They have the advantage of crafting an appealing narrative, which we know distorts the historical fact and yet appeals to many voters, said retired political science professor Temario Rivera.
In the Negros Occidental province, what was supposed to be a small assembly turned into a campaign rally for Robredo, 57, after dozens of supporters showed up. She promised that if elected president, there would be an honest and transparent government.
The latest Pulse Asia survey conducted in mid April showed 56% of 2,400 voters backing Marcos, 23% backing Robredo and former boxer Manny Pacquiao and Manila Mayor Francisco Domagoso on 7% and 4% respectively.
A boon for Marcos is running mate, Sara Duterte-Carpio, who has been riding on the enormous popularity of her father, outgoing President Rodrigo Duterte, who on Monday said he would endorse no presidential candidate.
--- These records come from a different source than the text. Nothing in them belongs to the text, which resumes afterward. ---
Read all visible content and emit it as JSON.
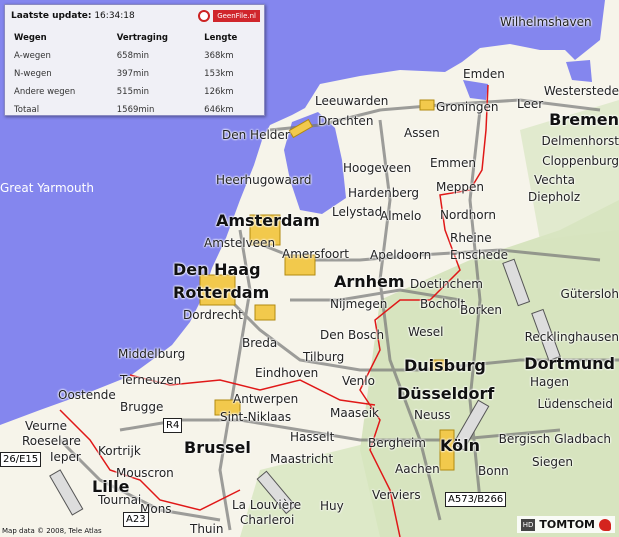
{
  "panel": {
    "update_label": "Laatste update:",
    "update_time": "16:34:18",
    "geenfile_label": "GeenFile.nl",
    "headers": [
      "Wegen",
      "Vertraging",
      "Lengte"
    ],
    "rows": [
      [
        "A-wegen",
        "658min",
        "368km"
      ],
      [
        "N-wegen",
        "397min",
        "153km"
      ],
      [
        "Andere wegen",
        "515min",
        "126km"
      ],
      [
        "Totaal",
        "1569min",
        "646km"
      ]
    ]
  },
  "cities": [
    "Wilhelmshaven",
    "Emden",
    "Leer",
    "Westerstede",
    "Leeuwarden",
    "Groningen",
    "Drachten",
    "Assen",
    "Den Helder",
    "Emmen",
    "Heerhugowaard",
    "Hoogeveen",
    "Hardenberg",
    "Meppen",
    "Amsterdam",
    "Lelystad",
    "Almelo",
    "Nordhorn",
    "Amstelveen",
    "Apeldoorn",
    "Enschede",
    "Rheine",
    "Den Haag",
    "Amersfoort",
    "Arnhem",
    "Rotterdam",
    "Doetinchem",
    "Nijmegen",
    "Bocholt",
    "Borken",
    "Dordrecht",
    "Den Bosch",
    "Wesel",
    "Middelburg",
    "Breda",
    "Tilburg",
    "Duisburg",
    "Dortmund",
    "Terneuzen",
    "Eindhoven",
    "Venlo",
    "Düsseldorf",
    "Hagen",
    "Oostende",
    "Brugge",
    "Antwerpen",
    "Sint-Niklaas",
    "Maaseik",
    "Lüdenscheid",
    "Veurne",
    "Roeselare",
    "Hasselt",
    "Neuss",
    "Bergisch Gladbach",
    "Ieper",
    "Kortrijk",
    "Brussel",
    "Maastricht",
    "Bergheim",
    "Köln",
    "Mouscron",
    "Aachen",
    "Bonn",
    "Siegen",
    "Lille",
    "Tournai",
    "Mons",
    "La Louvière",
    "Huy",
    "Verviers",
    "Charleroi",
    "Thuin",
    "Great Yarmouth",
    "Bremen",
    "Delmenhorst",
    "Cloppenburg",
    "Vechta",
    "Diepholz",
    "Gütersloh",
    "Recklinghausen"
  ],
  "shields": [
    "R4",
    "A23",
    "A573/B266",
    "26/E15"
  ],
  "credit": "Map data © 2008, Tele Atlas",
  "logo": {
    "hd": "HD",
    "brand": "TOMTOM"
  },
  "colors": {
    "sea": "#8486ee",
    "land": "#f6f4ea",
    "green": "#cfe0b4",
    "border": "#e01818",
    "jam": "#f2c94c"
  }
}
The crowd chanted Duterte, Duterte, before she spoke at the Marcos rally on Tuesday.
Marcos and Robredo have a bitter rivalry, with Robredo's affiliation firmly tied to the movement that ousted his father after years of authoritarianism and martial law.
Despite Marcos's commanding lead, Robredo has attracted key endorsements and big crowds in recent rallies, support that some analysts say may not have captured.
Robredo challenged Marcos last week to a debate, but he declined, saying he preferred to speak directly to the public.
Critics have accused Marcos of ducking debates to mask weaknesses, and accused him of being inaccessible to media, with some foreign journalists reporting being denied accreditation for his campaign events.
All these restrictive actions undermine a critical and free press in an Asian bulwark of democracy and have sparked fears that independent media would be treated under another possible Marcos presidency, the Foreign Correspondents Association of the Philippines said in a statement.
His team didn't respond immediately to a request for comment.